Excerpts from a dataset:
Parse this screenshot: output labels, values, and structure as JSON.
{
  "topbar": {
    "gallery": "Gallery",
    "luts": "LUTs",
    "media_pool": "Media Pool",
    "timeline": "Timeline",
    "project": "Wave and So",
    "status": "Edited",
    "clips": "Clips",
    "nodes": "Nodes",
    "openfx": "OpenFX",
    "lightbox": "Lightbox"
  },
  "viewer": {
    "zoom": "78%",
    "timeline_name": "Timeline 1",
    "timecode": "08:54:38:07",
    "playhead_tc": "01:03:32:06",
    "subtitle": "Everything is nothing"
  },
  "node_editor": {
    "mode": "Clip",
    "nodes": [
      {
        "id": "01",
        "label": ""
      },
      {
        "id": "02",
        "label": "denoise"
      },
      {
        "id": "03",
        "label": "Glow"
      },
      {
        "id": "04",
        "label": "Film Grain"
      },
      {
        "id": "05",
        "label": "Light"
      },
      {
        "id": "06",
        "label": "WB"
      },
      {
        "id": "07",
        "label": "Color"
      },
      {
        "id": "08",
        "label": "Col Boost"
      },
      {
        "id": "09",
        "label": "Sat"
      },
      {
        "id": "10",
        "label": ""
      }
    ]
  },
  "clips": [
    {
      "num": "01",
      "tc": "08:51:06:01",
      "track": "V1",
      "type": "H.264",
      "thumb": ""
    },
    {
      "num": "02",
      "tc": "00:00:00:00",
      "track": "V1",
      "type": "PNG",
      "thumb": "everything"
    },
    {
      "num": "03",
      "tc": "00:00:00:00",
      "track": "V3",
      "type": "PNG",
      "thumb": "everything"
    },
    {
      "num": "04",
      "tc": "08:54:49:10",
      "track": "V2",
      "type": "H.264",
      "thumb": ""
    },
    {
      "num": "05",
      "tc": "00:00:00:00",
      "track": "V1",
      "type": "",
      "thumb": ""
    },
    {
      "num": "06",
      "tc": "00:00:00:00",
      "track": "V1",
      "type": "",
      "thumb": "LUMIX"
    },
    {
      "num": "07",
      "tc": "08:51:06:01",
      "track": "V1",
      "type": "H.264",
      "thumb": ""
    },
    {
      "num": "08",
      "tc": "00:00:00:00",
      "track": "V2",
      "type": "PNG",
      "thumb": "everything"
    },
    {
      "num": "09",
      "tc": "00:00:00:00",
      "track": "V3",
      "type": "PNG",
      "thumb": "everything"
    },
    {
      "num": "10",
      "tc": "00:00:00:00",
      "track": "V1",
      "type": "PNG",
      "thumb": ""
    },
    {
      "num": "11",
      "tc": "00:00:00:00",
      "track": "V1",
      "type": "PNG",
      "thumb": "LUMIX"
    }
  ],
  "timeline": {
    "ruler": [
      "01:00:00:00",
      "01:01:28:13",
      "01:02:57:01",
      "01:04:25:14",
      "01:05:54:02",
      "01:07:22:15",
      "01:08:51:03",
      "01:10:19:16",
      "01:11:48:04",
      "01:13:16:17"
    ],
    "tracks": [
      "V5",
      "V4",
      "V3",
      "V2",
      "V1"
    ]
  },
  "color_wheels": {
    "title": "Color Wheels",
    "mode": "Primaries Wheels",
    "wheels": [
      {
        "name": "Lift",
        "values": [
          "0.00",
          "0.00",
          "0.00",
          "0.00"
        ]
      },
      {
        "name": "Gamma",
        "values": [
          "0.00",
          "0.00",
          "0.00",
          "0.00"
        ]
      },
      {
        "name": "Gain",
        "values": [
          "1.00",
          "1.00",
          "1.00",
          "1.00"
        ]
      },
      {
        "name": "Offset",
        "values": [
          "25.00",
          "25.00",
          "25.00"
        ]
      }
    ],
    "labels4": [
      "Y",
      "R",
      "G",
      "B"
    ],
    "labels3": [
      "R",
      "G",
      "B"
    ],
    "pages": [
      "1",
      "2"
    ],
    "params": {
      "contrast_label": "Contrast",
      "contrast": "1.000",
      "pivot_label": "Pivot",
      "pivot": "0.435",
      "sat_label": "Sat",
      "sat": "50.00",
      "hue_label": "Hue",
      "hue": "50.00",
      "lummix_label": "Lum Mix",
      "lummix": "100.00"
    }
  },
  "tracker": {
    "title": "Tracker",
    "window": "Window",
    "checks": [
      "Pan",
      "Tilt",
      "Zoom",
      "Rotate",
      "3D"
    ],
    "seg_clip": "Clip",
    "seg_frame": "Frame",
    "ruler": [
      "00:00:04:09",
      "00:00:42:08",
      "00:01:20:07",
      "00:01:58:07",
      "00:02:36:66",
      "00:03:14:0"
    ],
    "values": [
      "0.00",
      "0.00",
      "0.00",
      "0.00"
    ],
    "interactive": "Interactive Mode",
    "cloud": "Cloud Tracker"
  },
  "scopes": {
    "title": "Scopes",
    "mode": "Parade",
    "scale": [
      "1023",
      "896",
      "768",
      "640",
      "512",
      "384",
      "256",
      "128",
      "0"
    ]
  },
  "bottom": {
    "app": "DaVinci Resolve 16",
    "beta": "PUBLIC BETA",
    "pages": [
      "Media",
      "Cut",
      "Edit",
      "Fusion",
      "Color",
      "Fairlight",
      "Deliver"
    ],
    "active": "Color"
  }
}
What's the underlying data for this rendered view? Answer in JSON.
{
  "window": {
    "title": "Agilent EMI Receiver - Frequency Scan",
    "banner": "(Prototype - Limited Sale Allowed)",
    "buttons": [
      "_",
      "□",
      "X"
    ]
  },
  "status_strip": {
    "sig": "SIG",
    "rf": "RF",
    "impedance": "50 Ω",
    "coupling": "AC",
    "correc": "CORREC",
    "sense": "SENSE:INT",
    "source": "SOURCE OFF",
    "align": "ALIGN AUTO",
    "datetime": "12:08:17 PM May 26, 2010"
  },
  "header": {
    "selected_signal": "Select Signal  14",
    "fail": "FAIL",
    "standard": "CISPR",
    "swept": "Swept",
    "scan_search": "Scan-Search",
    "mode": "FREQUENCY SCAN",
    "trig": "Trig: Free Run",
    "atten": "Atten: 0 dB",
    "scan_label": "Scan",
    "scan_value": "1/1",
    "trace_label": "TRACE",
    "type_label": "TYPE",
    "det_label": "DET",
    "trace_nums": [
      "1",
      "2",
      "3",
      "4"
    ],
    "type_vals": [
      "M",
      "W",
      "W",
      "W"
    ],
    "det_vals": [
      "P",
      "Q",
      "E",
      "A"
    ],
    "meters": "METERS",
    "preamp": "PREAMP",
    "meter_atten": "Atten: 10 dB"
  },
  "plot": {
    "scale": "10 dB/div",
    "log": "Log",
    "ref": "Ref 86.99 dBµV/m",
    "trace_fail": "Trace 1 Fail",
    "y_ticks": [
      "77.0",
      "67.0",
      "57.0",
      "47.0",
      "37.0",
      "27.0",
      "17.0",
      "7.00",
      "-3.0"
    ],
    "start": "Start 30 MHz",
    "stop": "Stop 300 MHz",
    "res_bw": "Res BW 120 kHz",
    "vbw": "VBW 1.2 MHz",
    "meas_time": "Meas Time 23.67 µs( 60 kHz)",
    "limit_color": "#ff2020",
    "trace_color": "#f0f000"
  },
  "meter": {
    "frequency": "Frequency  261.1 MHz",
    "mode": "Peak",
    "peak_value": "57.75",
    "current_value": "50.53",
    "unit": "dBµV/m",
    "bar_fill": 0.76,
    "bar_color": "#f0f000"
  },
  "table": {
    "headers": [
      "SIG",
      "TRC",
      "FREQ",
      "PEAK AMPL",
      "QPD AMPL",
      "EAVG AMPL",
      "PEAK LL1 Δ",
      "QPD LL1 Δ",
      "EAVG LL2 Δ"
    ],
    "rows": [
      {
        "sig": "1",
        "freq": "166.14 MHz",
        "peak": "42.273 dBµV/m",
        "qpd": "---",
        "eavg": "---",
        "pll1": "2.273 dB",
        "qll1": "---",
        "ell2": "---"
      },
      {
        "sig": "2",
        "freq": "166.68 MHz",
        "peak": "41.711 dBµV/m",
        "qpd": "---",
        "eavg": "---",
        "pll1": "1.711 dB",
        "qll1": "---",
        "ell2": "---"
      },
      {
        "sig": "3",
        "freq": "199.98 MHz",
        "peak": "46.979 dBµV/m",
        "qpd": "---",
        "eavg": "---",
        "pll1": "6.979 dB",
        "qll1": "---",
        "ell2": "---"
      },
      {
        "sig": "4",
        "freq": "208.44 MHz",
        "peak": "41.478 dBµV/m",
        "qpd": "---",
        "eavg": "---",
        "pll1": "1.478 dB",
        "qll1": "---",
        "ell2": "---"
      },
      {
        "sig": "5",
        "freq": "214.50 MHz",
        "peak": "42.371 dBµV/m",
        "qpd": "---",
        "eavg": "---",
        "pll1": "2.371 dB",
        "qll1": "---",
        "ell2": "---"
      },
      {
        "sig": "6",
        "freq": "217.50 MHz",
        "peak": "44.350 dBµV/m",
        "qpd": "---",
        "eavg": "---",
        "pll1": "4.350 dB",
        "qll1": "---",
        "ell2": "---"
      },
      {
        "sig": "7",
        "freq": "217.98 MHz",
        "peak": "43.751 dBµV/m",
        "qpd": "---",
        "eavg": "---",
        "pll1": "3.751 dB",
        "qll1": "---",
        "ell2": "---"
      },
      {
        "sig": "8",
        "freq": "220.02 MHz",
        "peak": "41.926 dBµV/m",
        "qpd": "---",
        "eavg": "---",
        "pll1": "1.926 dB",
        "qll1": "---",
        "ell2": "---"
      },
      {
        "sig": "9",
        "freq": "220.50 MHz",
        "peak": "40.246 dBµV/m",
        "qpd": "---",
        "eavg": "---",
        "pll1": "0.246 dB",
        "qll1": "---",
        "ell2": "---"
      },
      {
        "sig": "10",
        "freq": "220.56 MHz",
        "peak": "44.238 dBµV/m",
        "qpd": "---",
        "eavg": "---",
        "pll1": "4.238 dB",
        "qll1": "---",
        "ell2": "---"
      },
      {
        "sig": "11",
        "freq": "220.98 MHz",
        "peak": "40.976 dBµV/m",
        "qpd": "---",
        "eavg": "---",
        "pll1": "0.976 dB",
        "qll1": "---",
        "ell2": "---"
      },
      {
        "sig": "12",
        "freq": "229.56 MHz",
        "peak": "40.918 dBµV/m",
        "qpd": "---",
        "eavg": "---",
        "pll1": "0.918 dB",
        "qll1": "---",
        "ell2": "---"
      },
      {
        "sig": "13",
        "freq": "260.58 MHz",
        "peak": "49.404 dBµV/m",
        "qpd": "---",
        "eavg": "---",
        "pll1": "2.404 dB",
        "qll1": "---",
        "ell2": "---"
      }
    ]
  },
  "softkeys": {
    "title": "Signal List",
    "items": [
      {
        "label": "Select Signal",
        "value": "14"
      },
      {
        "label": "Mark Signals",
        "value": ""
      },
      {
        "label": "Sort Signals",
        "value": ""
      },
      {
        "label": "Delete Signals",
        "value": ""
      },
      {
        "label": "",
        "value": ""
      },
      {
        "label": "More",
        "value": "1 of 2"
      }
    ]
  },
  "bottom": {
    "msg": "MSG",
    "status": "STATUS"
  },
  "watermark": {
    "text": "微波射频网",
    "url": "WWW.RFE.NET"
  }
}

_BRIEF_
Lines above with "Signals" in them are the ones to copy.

_OUTPUT FOR THIS TASK_
        "label": "Mark Signals",
        "label": "Sort Signals",
        "label": "Delete Signals",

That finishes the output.